« Reply #72 on: July 16, 2016, 08:20:21 PM »
Oh, dagiffy, I am sorry that happened. My thinking was more along the lines of wondering why you were living apart. I had kind of assumed that you both had good-paying jobs that weren't portable as the reason you were living apart. Now even more confused. She's in CA too?

Off the top of my head, Costco, Nordstrom and Trader Joe's all pay better than $10/ hr for retail work.

Feel free to ignore if this is too personal. No trashing from this quarter, only admiration.

It's not too personal. When I was offered the job in SF she declared she wasn't prepared to be moving down there again. I think because of jobs or different circumstances we moved 8 times in 3 years. She also hated the bay area with its traffic and difficulty getting out of town on a Friday due to the sheer parking lot syndrome on the freeways. She had lived in Portland for over 30 years and had a network of friends she loved and who loved her, and many of those depended on her for a variety of things and paid her well for being there.

She also couldn't use her massage license in CA nor could she have her network of friends to do things with....so, we decided she'd stay in Portland, give her the chance to say the long goodbye to all her clients, and make use of the greater income she'd have in Portland. She got an apt in the basement of a friend's mansion, for which she pays 425 per month, I moved into my car and the clock has been ticking ever since.

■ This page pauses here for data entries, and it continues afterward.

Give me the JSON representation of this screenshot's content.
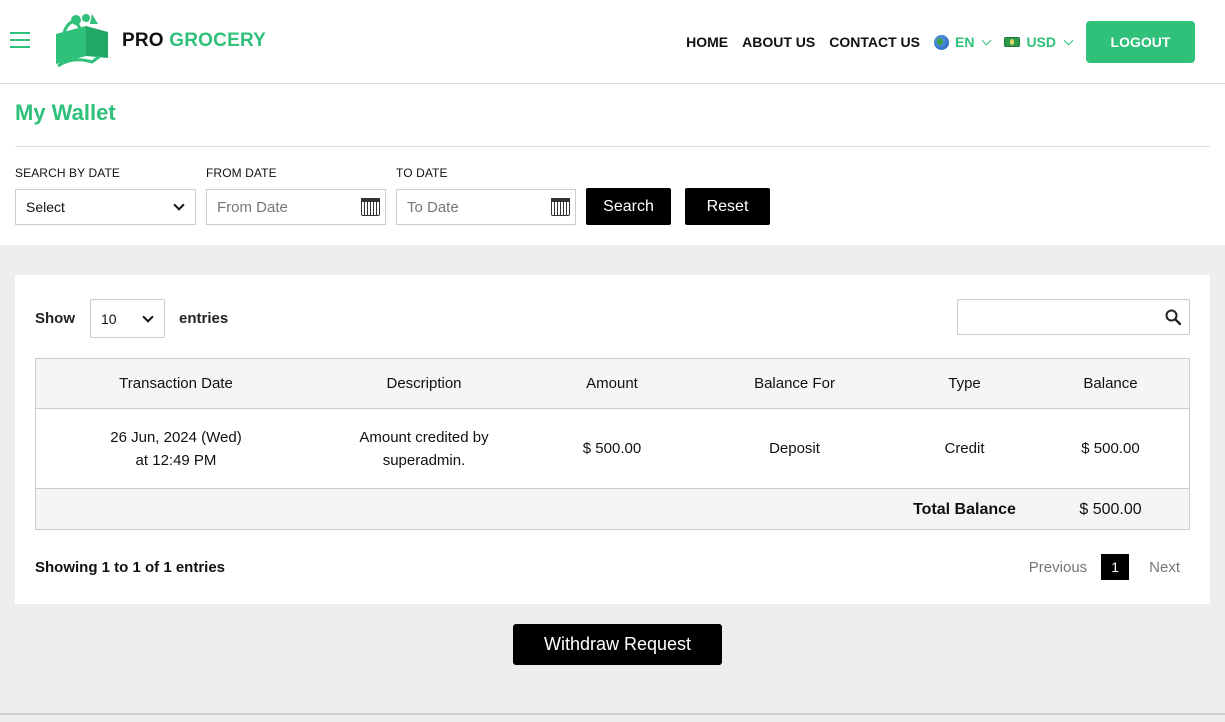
{
  "brand": {
    "pro": "PRO",
    "grocery": "GROCERY"
  },
  "nav": {
    "links": [
      "HOME",
      "ABOUT US",
      "CONTACT US"
    ],
    "language": "EN",
    "currency": "USD",
    "logout": "LOGOUT"
  },
  "page": {
    "title": "My Wallet"
  },
  "filters": {
    "search_by_date_label": "SEARCH BY DATE",
    "search_by_date_value": "Select",
    "from_date_label": "FROM DATE",
    "from_date_placeholder": "From Date",
    "to_date_label": "TO DATE",
    "to_date_placeholder": "To Date",
    "search_button": "Search",
    "reset_button": "Reset"
  },
  "table_controls": {
    "show": "Show",
    "entries_value": "10",
    "entries": "entries"
  },
  "table": {
    "headers": [
      "Transaction Date",
      "Description",
      "Amount",
      "Balance For",
      "Type",
      "Balance"
    ],
    "rows": [
      {
        "date_line1": "26 Jun, 2024 (Wed)",
        "date_line2": "at 12:49 PM",
        "desc_line1": "Amount credited by",
        "desc_line2": "superadmin.",
        "amount": "$ 500.00",
        "balance_for": "Deposit",
        "type": "Credit",
        "balance": "$ 500.00"
      }
    ],
    "footer": {
      "label": "Total Balance",
      "value": "$ 500.00"
    }
  },
  "pagination": {
    "info": "Showing 1 to 1 of 1 entries",
    "previous": "Previous",
    "current": "1",
    "next": "Next"
  },
  "withdraw_button": "Withdraw Request",
  "colors": {
    "brand_green": "#2fc07a",
    "button_black": "#000000",
    "page_grey": "#eeeeee"
  }
}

We've picked January for her to move down, but might wait till later because I signed a year long lease on July 1, the day before she announced she wanted to move down to the bay with me. Talk about bad timing!